Posted on 17 July 2020
Research conducted by SPSW researchers and published in the open access journal BMC Cardiovascular Disease suggests that there may be a role for social workers in tackling the growing problem of cardiovascular disease in India.
These findings come from a catchment area community survey conducted as part of a UK-India Education and Research Initiative-funded project, which researchers from the International Centre for Mental Health Social Research (ICMHSR) have undertaken with Rajagiri College of Social Sciences in Cochin, Kerala.
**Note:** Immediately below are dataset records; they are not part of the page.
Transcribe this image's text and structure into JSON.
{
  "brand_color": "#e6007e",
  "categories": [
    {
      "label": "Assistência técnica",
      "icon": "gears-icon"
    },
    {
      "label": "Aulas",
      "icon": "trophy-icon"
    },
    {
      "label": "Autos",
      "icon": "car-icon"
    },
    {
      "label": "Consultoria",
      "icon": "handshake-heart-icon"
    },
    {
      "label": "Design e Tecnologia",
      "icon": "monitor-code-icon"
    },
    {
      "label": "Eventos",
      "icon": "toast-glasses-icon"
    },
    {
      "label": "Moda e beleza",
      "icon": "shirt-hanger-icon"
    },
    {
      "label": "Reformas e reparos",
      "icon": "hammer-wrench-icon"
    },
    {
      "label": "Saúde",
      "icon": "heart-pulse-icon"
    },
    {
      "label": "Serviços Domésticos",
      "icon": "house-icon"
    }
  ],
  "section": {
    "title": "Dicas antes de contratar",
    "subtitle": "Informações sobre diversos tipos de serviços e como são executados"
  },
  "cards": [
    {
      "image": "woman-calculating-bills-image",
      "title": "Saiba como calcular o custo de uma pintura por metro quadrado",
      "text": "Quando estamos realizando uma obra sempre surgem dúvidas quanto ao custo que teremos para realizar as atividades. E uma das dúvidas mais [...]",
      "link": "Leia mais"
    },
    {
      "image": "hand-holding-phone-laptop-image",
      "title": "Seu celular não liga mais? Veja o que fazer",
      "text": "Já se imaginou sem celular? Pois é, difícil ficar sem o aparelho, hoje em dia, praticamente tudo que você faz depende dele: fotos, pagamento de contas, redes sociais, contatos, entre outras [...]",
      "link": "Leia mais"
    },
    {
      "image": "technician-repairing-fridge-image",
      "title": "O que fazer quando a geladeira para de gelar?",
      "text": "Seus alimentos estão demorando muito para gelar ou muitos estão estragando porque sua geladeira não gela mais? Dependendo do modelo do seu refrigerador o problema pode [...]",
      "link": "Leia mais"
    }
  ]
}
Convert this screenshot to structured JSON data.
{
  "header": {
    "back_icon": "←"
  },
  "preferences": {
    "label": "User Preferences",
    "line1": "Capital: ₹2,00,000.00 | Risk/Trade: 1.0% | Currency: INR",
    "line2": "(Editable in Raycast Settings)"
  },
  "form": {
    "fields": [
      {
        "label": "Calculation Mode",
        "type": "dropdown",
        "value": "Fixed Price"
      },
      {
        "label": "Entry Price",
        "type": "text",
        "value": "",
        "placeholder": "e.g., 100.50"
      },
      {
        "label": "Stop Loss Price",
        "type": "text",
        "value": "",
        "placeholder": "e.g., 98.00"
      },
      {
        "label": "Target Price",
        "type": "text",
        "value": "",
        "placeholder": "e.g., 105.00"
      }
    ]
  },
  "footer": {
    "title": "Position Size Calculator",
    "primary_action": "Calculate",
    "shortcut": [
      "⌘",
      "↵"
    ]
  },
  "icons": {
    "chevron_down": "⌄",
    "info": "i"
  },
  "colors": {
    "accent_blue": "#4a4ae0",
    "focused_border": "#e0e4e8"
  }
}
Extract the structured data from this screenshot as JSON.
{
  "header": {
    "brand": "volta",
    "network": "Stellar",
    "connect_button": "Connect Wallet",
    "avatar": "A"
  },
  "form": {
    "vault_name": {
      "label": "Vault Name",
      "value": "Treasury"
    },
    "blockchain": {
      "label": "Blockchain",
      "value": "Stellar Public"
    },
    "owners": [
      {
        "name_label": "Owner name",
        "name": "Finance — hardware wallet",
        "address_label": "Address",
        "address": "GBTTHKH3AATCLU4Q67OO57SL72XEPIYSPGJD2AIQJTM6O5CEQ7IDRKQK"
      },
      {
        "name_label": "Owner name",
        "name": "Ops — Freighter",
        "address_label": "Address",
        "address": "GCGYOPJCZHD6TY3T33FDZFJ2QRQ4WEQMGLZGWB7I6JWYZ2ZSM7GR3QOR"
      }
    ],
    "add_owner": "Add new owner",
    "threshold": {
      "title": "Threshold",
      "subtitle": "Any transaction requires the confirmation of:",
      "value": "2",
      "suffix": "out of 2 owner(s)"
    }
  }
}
Principal Investigator, Professor Martin Webber, said: “For the last three years we have been working with collaborators at the World Health Organisation and the University of Melbourne to train and develop a team of researchers at Rajagiri College in research methods, data collection and analysis. Our first two papers have just been published, which highlight the potential for social workers to become involved in tackling the growing epidemic of cardiovascular disease in India.”
The project began with a scoping review of studies presenting data on the major social risk factors which are associated with diabetes, hypertension and the comorbid conditions of depression and anxiety in India. The findings of this review was recently published by BMJ Open.
Only ten studies met the inclusion criteria for this review, which highlights the lack of research in this field. The synthesis of studies included in the review found six groups of social risk factors: demographic factors, economic aspects, social networks, life events, health barriers and health risk behaviours.
This review concluded that previous research on cardiovascular disease in India has paid insufficient attention to robustly measuring social factors.
To contribute evidence about the potential role of social factors in increasing risk for cardiovascular disease, the researchers conducted a catchment area survey in Keezhumadu, Kerala. This used a range of valid and reliable measures of potential social risk factors alongside biological measures of blood pressure and blood glucose levels to explore their association in adults over the age of 30.
As this was a capacity-building project ICMHSR researchers cascaded training to postgraduate social work students to collect data in the door-knock survey, under the supervision of trained researchers.
997 people participated in the survey and several important findings emerged.
Firstly, the prevalence of high blood pressure and blood glucose was 33% and 26% respectively. The prevalence of probable cases of depression and anxiety was 16% and 21% respectively. These rates are high for India, and comparable to many high-income countries.
Next, the researchers found that people with high blood pressure or high levels of blood glucose (both risk factors for cardiovascular disease) experienced distinct clusters of risk factors.
Smoking and drinking alcohol were the predominant risk factors for one group in the sample, who were predominantly employed and married men. However, distinct risk factors became apparent for a group of older women who were mostly not married, had low income and were physically inactive. This group experienced high life stress, poor connections with their community and disintegrated social networks.
Furthermore, a path analysis revealed that depression and anxiety contributed to the social risk factors to increase the risk of high blood pressure and high blood glucose.
The focus of public health interventions is currently predominantly on increasing exercise to combat obesity, and to support people to reduce smoking and drinking. However, data from this survey revealed that there is a cluster of social risk factors which are not being addressed.
“Social workers are trained in a ‘medical and psychiatry specialism’ in India, but are frequently employed in hospitals or clinics,” said Professor Webber. “Very few work in the community addressing social issues which compound health or mental health. Our survey has identified that social work is needed in communities throughout India to address modifiable risk factors for cardiovascular disease.”
Our findings can be found in these two open access papers:
Madavanakadu Devassy., S., Webber, M., Scaria, L., A. Thiyagarajan, J., Fendt-Newlin, M., Joubert, J., Benny, A., Nannatt, A. & Joubert, L. (2020) Social and behavioural risk factors in the prevention and management of cardiovascular disease in Kerala, India: a catchment area population survey, BMC Cardiovascular Disorders, 20, 327, doi:10.1186/s12872-020-01595-x.
Madavanakadu Devassy., S., Benny, A., Scaria, L., Nannatt, A., Fendt-Newlin, M., Joubert, J., Joubert, L. & Webber, M. (2020) Social factors associated with chronic non-communicable disease and comorbidity with mental health problems in India: a scoping review, BMJ Open, 10:e035590. doi: 10.1136/bmjopen-2019-035590.
The capacity-building process has been described in our chapter in the Routledge Handbook of Social Work Practice Research:
Madavanakadu Devassy, S., Fendt-Newlin, M., Joubert, L. and Webber, M. (2020) ‘International capacity-building for practice research in India’ in Joubert, L. & Webber, M. (eds) The Routledge Handbook of Social Work Practice Research, Abingdon, Routledge, 276-285.